Prospects for the proposed airport at Navi Mumbai brightened considerably on Tuesday, with union minister of state for environment and forests Jairam Ramesh saying that the project developers had addressed "65 per cent" of the issues raised by his ministry. Despite the strong lobby in its favour, the project has been held up on environmental grounds.
After a meeting with civil aviation minister Praful Patel as well as officials of the implementing agency, City and Industrial Development Corporation (CIDCO), and the Airports Authority of India, Ramesh said, "From an environment point of view, we are 65 per cent satisfied."
The meeting was a follow-up after experts from the ministry of environment and forests (MoEF) went to Mumbai recently to check the situation on the ground.
Ramesh said the civil aviation ministry has agreed to make a major effort for mangrove protection. The original plan put to risk 400 acres of mangrove in the area. Now, CIDCO has agreed to reduce the space between the two airstrips, which would save a much larger patch of mangroves. It has also agreed to shift the non-essential elements of the airport away from the seaside.
The parties have also agreed that the earlier plans to divert the Gadhi River would be shelved and the airport built in a way that would ensure the river is not impacted.
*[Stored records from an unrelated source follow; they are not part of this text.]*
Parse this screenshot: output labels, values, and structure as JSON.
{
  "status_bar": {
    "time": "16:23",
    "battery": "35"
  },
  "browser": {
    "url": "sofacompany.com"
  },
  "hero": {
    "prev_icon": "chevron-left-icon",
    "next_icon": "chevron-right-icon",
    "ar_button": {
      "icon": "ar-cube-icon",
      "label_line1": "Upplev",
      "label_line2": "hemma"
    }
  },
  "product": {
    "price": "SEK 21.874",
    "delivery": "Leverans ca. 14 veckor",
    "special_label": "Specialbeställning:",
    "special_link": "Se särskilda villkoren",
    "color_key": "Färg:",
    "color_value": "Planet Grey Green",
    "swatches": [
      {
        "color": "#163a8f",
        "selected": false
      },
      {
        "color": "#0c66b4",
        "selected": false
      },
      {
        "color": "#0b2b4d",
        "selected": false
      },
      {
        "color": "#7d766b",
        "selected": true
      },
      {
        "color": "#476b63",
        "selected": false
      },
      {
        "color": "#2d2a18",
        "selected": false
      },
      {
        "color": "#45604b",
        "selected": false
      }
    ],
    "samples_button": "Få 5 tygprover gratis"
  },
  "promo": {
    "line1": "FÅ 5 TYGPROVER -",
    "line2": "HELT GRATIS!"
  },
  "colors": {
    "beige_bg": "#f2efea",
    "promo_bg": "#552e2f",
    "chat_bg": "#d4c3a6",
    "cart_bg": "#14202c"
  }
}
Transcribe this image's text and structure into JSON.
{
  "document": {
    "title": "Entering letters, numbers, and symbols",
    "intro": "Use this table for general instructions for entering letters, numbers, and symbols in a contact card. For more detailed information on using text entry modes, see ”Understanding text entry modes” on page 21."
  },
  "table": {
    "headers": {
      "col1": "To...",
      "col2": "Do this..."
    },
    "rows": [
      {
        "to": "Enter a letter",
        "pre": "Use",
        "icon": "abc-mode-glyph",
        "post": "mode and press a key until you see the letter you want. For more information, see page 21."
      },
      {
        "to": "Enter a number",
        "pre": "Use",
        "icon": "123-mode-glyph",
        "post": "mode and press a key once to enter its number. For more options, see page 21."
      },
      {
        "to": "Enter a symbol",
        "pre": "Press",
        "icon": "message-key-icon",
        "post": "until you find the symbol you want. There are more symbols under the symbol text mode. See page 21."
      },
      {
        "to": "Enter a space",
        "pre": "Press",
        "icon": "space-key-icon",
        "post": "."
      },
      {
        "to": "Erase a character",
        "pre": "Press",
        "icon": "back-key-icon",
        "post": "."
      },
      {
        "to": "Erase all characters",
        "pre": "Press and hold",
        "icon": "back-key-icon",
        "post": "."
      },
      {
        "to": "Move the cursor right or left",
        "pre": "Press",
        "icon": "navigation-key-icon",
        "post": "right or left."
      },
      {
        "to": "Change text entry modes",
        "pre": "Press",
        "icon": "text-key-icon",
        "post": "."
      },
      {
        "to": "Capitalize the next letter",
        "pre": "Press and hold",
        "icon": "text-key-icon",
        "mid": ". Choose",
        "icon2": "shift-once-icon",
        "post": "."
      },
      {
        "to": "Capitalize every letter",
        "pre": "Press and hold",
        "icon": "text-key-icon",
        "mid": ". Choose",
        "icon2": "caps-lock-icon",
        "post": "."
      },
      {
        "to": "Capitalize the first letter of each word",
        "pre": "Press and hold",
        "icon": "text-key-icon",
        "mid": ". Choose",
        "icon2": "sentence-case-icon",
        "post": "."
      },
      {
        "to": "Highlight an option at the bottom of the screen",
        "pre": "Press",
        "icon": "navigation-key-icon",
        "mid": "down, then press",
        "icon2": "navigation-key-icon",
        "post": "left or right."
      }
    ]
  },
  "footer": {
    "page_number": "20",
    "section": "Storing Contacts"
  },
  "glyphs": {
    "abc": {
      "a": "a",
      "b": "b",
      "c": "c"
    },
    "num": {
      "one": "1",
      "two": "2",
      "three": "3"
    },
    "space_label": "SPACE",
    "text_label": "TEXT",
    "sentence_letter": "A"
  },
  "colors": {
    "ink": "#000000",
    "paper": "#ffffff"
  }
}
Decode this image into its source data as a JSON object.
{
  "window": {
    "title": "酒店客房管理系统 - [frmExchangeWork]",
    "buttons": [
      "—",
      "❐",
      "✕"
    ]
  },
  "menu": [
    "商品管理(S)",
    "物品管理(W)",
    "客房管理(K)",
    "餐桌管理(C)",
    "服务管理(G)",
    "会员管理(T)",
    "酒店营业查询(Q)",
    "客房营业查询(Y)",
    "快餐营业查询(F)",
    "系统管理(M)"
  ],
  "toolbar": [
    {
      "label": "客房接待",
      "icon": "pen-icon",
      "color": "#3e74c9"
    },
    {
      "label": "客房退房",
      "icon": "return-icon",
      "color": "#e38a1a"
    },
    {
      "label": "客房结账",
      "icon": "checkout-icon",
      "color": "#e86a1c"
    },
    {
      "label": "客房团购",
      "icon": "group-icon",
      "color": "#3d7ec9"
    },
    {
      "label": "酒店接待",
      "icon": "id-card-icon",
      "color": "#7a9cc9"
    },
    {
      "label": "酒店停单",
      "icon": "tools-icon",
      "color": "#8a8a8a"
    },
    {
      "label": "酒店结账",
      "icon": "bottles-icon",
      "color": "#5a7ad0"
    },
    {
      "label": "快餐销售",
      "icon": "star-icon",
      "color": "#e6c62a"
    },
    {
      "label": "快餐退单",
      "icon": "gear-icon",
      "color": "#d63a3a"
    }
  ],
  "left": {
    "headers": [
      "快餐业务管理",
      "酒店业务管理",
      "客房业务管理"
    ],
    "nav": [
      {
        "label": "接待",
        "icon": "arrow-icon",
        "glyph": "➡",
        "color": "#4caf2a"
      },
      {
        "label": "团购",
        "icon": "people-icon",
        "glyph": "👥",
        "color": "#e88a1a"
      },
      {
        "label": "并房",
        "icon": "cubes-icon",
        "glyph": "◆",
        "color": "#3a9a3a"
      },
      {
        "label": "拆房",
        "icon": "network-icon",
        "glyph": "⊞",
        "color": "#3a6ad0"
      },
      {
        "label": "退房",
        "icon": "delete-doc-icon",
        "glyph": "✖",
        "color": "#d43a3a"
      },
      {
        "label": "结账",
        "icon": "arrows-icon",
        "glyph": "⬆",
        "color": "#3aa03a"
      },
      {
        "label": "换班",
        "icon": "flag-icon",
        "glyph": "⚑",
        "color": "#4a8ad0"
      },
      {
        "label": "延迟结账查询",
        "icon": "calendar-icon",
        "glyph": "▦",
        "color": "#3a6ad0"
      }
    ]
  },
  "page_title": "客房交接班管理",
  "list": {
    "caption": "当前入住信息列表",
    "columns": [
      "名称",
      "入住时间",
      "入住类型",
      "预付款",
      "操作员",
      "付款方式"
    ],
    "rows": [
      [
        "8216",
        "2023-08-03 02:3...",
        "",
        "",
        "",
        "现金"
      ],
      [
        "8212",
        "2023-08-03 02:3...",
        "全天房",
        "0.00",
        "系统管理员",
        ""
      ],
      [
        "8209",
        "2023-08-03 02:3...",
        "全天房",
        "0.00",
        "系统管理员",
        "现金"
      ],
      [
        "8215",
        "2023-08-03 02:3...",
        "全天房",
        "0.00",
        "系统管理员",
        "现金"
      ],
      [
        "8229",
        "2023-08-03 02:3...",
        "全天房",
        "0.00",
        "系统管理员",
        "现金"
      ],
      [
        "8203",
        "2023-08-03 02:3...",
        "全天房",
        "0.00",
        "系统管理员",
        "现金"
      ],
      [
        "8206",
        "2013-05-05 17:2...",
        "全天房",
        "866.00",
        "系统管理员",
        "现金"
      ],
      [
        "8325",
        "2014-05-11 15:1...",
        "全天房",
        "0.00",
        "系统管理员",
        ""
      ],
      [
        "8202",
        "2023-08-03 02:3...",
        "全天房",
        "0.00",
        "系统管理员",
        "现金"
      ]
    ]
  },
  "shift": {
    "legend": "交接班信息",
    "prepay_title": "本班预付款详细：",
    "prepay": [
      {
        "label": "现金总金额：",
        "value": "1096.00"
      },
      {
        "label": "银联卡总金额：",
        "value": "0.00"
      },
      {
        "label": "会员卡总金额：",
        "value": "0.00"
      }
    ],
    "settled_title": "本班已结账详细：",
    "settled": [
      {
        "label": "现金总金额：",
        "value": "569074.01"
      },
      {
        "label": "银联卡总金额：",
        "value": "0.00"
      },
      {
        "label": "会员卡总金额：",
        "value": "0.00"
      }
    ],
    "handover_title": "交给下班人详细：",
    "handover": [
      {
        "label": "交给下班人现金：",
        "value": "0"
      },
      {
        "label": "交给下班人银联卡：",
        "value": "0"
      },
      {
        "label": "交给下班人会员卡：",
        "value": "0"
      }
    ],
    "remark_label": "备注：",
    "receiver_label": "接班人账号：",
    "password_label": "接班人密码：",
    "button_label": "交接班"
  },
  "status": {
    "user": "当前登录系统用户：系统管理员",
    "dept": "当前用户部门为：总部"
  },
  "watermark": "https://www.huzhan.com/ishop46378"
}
But the contentious issue of the Ulwe River being diverted still remains. Moreover, it has been agreed that hills will be razed to accommodate the airport.